My mom sent me this pretty book,
From Marie-Antoinette’s Garden: An Eighteenth-Century Horticultural Album by Élisabeth de Feydeau
…probably because when I was in first grade I did a “Night of the Notables” project where I dressed up as Marie-Antoinette. The hairstyle and costume I donned has always been a fond memory.
For the record, that is my real hair.
In my own words…
For the record, it was 1793, not 1893. Guess the teacher missed that opportunity for a correction (though note that she did correct my spelling of “Ouch”). I still think “OOwch!” may be more appropriate. Note the guillotine drawing hahaha.
…we were surprised to learn that Marie-Antoinette was quite the passionate gardener. Marie-Antoinette is often described as having decadent and opulent interests. It certainly wasn’t cheap to redesign her gardens and she did spend a lot of money having plants shipped in and in making major changes to the landscaping, but usually…
The queen flitted about the gardens in a white percale gown…and a straw hat, going from her farm to her dairy, leading her guests off to drink her milk and eat her fresh eggs, luring the king away from his reading beneath a clump of trees to take tea and a picnic on the grass…It was rumored that the queen had taken to dressing like a ladies’ maid, and the silk traders of Lyon accused her of willfully seeking their financial ruin.
Most portrayals of Marie-Antoinette (including that ghastly movie with Kirsten Dunst) follow the clichéd and ill-informed notion that wealth and privilege equals evil and pretention. She’s often portrayed as a rich, self-indulgent and careless elitist. This book paints a much different picture of the Queen as a mother who is passionate about gardening and other arts of the home.
She writes of her four year old son, “I think it would be best to let him play and work the soil on the terrace…” Agree, Marie! Wholeheartedly! Just call me Marie-Antoinette. Or maybe Marie-Antoi-Internet.
Petite Dauphine de Spy Jardin
The braid…it’s French ;)
The book features various varieties grown in her gardens, a few of which are near and dear to Spy Garden…
(I wonder if Marie-Antoinette ever tried to make ink from the husks?!)
I especially enjoyed this highly entertaining story of the potato…
In 1785, at a loss to know how to tackle the famine sweeping the country, Louis XIV ceded fifty acres of land…to the botanist Antoine-Augustin Parmentier, for potato planting…French peasants were suspicious of this strange, exotic vegetable…To support the botanist in his efforts, and to encourage potato eating, Louis XVI slipped one of the flowers into his buttonhole.
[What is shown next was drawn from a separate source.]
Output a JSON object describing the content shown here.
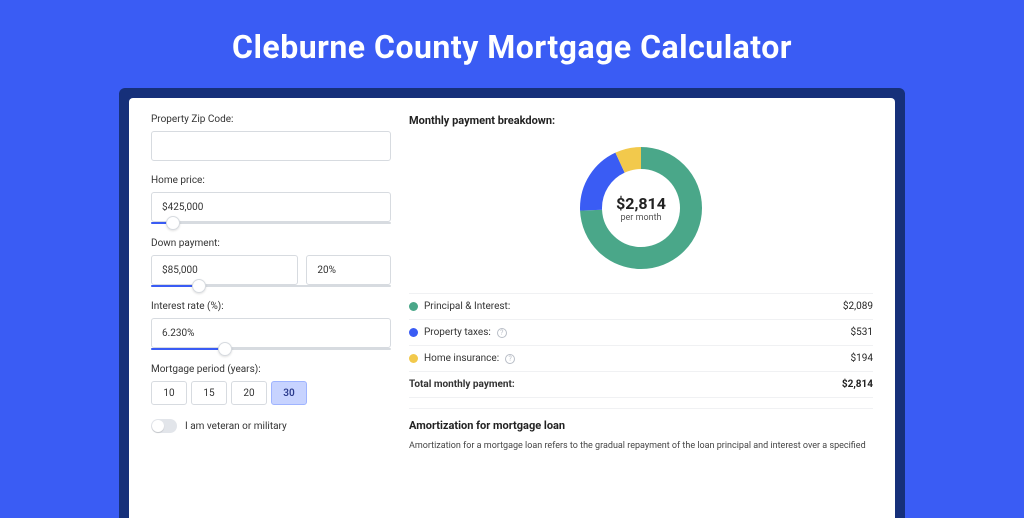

Marie-Antoinette set a similar example, wearing a potato flower in her hair when she visited Parmentier’s plantation that same year. The people’s suspicion was undimmed. Parmentier decided to whet their curiosity, and mounted an armed guard around his potato fields (which were now ready to harvest). The guards left their posts at night. Mightily intrigued, the people of Paris hurried to steal the closely guarded “treasure” within. The root vegetable conquered the public…The tide of public opinion turned, and the exotic root vegetable became that staple European favorite, the ‘humble’ potato!
Imagine? No pommes frites!?
Marie-Antoinette was made the Queen of France at barely 18. It’s often said she “played” peasant in her gardens and private home. But I question the notion of “play”. Was it really pretend? Was it wrong for her to defy the politics of the court of Versailles and frolic in the flowers with her kids? Was dismissing the culture of the court more than a personal preference? A conscious political statement? Surely anyone who is so fond of gardening can’t be all bad. So far as I know, Robespierre was no gardener…While Marie-Antoinette cut flowers and ribbons all he seemed to cut off were heads!